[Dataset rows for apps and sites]
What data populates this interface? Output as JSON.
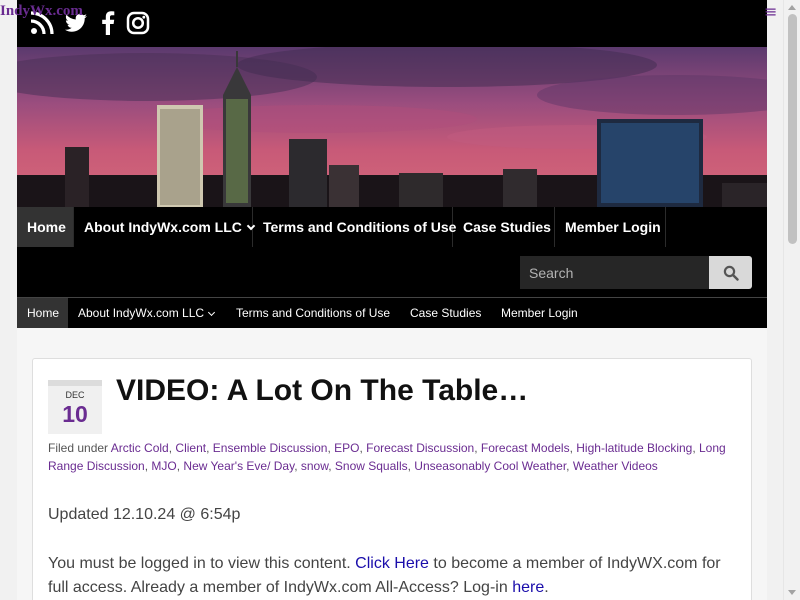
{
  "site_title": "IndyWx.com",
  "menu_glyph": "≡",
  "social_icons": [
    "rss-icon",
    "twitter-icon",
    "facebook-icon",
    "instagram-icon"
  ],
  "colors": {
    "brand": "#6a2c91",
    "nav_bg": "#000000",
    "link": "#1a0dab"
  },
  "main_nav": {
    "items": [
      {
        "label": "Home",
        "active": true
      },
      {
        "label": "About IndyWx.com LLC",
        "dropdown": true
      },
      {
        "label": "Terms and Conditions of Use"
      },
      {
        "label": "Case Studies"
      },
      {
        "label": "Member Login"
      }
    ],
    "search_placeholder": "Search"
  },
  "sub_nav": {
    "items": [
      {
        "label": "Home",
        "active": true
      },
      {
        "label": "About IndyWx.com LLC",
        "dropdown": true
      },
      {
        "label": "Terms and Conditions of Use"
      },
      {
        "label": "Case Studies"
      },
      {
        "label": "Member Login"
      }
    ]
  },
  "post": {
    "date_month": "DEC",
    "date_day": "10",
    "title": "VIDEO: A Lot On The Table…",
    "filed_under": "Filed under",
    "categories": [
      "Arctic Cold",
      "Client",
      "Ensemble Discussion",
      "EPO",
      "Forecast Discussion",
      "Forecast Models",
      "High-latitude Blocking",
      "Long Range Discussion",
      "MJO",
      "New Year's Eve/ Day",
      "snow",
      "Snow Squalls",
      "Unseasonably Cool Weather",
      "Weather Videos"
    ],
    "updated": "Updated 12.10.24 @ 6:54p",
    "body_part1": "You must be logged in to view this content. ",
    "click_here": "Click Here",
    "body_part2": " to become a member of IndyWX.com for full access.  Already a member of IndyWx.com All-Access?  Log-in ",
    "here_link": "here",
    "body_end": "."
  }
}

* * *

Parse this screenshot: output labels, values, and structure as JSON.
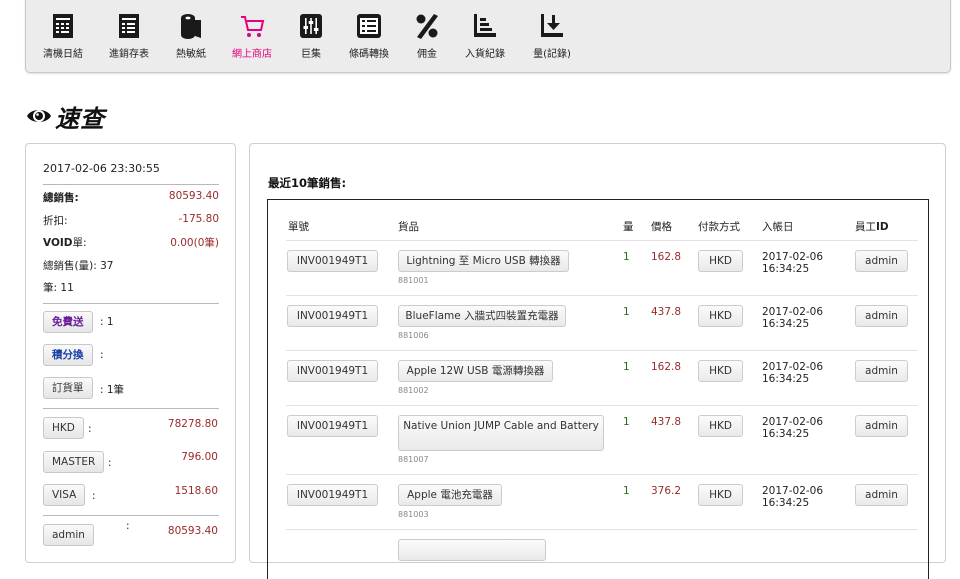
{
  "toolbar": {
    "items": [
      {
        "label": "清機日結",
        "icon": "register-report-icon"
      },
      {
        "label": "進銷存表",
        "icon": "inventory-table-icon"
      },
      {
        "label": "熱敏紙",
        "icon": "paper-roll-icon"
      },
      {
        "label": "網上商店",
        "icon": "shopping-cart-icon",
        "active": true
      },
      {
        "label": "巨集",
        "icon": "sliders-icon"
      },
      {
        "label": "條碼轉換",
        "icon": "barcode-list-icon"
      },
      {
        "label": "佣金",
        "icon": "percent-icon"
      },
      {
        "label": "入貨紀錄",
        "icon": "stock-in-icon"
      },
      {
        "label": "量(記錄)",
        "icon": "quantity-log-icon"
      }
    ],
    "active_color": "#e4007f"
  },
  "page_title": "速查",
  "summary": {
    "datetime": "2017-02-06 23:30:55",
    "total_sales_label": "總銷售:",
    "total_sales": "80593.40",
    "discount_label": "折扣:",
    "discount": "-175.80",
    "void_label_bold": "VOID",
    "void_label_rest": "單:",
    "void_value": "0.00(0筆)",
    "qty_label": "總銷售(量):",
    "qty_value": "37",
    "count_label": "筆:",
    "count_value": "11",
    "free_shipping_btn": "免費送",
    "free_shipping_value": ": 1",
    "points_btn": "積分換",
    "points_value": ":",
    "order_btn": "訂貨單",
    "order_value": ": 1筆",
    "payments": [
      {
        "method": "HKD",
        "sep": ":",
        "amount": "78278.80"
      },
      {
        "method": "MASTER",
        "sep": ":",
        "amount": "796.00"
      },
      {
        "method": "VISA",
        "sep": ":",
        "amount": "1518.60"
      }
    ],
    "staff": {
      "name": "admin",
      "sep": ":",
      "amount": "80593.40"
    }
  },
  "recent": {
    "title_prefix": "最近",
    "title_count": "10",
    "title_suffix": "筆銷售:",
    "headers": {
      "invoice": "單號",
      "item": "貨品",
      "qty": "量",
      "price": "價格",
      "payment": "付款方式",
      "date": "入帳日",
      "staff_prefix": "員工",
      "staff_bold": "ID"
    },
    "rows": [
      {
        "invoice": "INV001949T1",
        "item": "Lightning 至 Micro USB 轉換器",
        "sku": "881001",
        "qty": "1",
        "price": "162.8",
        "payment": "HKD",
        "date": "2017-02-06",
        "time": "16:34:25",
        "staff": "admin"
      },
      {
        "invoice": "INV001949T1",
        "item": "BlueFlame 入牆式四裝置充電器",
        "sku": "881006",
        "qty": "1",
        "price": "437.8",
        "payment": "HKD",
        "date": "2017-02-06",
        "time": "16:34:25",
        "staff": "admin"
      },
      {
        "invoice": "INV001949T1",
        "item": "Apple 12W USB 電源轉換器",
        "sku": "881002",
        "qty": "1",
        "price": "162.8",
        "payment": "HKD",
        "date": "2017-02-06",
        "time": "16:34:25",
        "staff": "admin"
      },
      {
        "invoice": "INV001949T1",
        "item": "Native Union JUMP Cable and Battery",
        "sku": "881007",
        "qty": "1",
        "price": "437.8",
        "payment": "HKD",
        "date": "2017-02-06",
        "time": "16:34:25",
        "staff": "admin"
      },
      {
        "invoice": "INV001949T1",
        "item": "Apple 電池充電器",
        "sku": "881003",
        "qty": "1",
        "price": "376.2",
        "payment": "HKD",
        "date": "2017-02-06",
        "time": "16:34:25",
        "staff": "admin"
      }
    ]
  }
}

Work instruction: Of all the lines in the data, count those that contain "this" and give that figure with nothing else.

Answer to the problem: 3